Whether we’re called to Farmington, Missouri or Washington, D.C, our goal is to help people do two things: understand the Bible and follow Jesus.
What is the mission of the church? Answering that requires defining what we mean by the “church.”
— Is preaching required in missionary contexts, or do Bible studies suffice? — “Closed communion” seems exclusive and arrogant. Is it in the Bible?
Although the Spirit is the one who produces transformation in a person’s life, one of the primary tools he uses is the faithful preaching and application.
— What should a church include in its Statement of Faith? For example, should a SoF be explicitly Calvinistic? — How should a church handle a situation when it’s been determined an elder isn’t “apt to teach”?
Jonathan Leeman interviews Mark Dever on the Reformation and its usefulness for Christians today
I hear there is a friar in the town of Wittenberg, a Brother Martin. Maybe he will help us.
Our salvation could never be merited so that the entire transaction would culminate soli Deo Gloria—to the glory of God alone.
The Reformation featured a rediscovery of the Holy Spirit.
Almost certainly, the most striking practical change at the time of the Reformation was the rise of expository preaching in local churches.
For many Christians, the Reformation has nothing substantial to say to racial and economic injustices. Are they wrong?
Think of a three-legged stool.
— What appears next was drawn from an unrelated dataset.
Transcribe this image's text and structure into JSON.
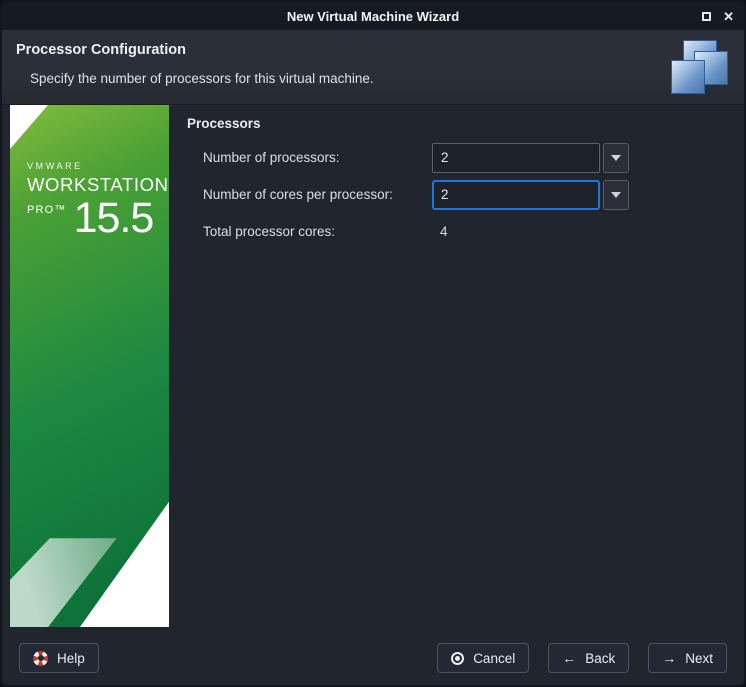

Now imaginatively label one of those legs “Scripture,” label the second leg “Tradition,” and label the third leg “Magisterium.”
Calvin summarizes well the Protestant doctrine of imputation, a doctrine which has continued to be a great comfort and strength for believers and for those who are heirs of the Reformation.
The Five Solas series is to help Christians understand the historical and biblical context of the five solas and how to live out the relevance of Reformation theology today.
If you’re looking for the value of expository preaching beyond simply getting the text right, this book is a good place to start.